Activity
Where does the word "tasks" occur in the data below? Copy each line that holds it.

Website and app data records:
* * *
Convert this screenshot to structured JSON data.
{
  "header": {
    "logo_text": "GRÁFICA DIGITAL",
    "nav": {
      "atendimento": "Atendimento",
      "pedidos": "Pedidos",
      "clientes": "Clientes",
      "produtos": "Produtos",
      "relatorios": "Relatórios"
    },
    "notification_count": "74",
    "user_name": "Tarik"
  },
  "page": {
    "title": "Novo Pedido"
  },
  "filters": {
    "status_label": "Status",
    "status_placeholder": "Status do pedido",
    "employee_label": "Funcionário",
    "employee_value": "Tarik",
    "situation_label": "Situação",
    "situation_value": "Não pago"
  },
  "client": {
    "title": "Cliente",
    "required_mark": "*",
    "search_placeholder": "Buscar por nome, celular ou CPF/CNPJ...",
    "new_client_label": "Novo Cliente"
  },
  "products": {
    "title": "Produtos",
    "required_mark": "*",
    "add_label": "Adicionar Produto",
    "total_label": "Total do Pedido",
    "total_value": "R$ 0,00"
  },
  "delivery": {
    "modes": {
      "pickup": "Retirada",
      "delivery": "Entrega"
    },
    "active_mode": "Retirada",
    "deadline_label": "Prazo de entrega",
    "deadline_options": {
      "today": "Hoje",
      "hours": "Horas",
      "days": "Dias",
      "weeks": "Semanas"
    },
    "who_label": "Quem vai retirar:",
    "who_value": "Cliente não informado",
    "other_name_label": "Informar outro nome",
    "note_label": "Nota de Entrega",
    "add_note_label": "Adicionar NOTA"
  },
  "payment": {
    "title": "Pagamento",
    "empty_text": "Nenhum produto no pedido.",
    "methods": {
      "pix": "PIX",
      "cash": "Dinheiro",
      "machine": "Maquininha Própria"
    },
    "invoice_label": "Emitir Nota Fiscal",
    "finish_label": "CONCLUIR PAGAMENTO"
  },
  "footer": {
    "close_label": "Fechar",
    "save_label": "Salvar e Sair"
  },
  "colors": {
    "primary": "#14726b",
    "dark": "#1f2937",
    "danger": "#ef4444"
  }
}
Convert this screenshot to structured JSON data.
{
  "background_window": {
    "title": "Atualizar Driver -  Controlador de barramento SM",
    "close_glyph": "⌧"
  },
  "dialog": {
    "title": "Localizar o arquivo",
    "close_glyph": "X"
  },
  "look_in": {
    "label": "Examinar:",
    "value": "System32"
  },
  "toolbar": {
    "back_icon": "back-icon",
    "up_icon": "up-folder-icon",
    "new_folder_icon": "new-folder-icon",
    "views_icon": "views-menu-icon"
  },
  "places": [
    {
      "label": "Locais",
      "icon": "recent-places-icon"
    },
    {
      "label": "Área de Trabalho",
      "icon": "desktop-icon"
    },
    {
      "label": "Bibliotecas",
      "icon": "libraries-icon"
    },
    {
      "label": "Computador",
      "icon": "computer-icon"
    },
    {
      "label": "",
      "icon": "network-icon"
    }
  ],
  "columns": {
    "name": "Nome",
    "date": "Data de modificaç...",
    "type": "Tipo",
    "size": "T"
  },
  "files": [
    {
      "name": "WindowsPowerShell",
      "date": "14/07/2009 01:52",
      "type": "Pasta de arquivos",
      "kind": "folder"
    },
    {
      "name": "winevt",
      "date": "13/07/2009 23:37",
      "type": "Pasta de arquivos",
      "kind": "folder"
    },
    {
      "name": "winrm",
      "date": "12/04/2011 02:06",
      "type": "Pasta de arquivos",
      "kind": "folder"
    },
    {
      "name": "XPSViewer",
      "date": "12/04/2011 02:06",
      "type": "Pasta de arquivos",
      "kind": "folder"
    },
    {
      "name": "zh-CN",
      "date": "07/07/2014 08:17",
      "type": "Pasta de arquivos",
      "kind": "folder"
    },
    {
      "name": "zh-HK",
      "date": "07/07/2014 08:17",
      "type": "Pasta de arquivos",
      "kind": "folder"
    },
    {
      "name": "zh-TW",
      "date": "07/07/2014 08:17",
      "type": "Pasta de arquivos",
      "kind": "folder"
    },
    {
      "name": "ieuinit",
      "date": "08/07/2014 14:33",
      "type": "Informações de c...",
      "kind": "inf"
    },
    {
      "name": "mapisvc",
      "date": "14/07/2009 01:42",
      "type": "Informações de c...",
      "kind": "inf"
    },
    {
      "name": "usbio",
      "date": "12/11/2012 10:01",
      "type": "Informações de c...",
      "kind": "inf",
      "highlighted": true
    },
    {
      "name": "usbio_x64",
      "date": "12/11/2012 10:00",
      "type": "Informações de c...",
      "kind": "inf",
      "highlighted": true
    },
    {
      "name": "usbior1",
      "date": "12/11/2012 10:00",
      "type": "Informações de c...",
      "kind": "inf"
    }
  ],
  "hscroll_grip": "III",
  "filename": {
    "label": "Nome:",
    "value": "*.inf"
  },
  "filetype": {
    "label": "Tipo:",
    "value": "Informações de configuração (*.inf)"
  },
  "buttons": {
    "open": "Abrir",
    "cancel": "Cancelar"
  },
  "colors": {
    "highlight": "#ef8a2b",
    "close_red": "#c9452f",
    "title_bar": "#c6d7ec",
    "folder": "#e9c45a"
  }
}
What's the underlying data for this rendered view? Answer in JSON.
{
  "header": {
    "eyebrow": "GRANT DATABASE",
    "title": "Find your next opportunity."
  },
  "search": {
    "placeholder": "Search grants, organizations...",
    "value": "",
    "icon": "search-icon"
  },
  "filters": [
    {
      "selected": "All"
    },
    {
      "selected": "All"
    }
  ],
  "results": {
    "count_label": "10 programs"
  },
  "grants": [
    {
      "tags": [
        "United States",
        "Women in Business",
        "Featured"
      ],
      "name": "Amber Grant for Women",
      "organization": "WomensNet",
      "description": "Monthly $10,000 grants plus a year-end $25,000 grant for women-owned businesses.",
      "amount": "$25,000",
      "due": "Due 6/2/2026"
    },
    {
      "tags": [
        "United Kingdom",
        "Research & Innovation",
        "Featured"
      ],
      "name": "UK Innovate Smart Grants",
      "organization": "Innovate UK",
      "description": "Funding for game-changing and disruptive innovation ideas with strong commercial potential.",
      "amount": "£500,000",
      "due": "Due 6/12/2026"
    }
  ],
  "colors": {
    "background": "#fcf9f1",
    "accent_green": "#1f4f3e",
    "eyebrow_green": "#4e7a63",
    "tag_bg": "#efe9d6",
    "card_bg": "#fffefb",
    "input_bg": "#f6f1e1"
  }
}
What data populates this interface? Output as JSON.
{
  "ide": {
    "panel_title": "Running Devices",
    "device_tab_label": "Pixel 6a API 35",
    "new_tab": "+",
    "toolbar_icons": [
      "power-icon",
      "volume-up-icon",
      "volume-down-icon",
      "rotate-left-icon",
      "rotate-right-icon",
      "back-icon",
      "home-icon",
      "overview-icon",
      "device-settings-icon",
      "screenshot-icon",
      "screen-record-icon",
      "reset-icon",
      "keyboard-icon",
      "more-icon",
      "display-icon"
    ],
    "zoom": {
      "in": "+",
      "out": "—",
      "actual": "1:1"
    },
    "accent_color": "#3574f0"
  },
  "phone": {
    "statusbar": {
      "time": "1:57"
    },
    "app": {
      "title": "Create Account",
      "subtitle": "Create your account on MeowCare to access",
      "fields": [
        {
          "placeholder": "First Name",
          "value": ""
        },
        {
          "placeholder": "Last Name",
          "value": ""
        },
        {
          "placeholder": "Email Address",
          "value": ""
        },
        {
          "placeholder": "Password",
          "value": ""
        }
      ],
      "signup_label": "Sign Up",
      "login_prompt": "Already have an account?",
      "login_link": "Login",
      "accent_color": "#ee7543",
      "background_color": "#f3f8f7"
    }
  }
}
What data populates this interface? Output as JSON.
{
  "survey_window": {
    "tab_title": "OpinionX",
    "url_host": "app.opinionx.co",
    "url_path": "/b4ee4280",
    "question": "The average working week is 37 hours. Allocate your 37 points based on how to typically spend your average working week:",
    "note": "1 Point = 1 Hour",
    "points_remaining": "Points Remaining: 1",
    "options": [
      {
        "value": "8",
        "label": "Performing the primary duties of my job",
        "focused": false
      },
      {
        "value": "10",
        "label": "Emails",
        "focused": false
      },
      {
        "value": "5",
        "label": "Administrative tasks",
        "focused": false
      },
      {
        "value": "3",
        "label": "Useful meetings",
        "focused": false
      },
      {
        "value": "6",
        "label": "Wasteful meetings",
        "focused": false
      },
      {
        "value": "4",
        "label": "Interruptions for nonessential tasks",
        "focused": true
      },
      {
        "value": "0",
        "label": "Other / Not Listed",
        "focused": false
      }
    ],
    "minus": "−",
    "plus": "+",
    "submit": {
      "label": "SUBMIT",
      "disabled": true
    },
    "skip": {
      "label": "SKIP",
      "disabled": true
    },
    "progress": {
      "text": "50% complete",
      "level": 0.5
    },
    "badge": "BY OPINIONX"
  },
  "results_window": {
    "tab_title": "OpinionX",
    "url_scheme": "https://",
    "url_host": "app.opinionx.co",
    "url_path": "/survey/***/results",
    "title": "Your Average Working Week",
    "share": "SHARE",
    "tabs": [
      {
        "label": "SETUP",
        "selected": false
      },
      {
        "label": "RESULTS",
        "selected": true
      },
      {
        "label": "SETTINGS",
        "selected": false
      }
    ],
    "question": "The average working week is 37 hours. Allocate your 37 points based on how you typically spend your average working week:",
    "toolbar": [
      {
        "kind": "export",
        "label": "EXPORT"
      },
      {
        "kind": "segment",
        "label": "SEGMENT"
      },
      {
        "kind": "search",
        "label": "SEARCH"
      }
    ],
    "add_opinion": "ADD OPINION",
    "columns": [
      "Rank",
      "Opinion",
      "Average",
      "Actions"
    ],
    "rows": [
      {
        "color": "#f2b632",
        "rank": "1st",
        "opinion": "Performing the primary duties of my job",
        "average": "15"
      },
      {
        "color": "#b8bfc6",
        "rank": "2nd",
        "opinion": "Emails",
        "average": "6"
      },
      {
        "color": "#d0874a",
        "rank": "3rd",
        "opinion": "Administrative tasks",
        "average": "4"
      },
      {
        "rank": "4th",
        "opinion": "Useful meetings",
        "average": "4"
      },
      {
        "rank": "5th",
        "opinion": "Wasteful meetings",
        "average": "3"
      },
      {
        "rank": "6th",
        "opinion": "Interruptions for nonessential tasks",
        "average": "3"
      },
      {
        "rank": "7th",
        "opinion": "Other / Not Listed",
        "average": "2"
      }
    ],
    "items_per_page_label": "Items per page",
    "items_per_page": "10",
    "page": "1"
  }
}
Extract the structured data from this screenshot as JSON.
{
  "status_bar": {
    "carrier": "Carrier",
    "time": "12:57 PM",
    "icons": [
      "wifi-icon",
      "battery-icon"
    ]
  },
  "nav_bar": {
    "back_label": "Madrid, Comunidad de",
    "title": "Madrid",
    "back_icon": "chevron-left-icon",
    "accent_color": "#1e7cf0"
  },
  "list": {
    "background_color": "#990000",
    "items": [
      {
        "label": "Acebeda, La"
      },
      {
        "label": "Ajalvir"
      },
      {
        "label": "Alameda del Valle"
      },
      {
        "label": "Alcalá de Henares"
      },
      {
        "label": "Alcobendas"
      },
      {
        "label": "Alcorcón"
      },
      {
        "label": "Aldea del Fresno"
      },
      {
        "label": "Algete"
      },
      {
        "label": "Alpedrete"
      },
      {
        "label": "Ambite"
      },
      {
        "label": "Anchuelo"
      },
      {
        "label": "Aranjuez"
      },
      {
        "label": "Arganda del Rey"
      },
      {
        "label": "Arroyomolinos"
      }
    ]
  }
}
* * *
The completed task
        "label": "Administrative tasks",
        "label": "Interruptions for nonessential tasks",
        "opinion": "Administrative tasks",
        "opinion": "Interruptions for nonessential tasks",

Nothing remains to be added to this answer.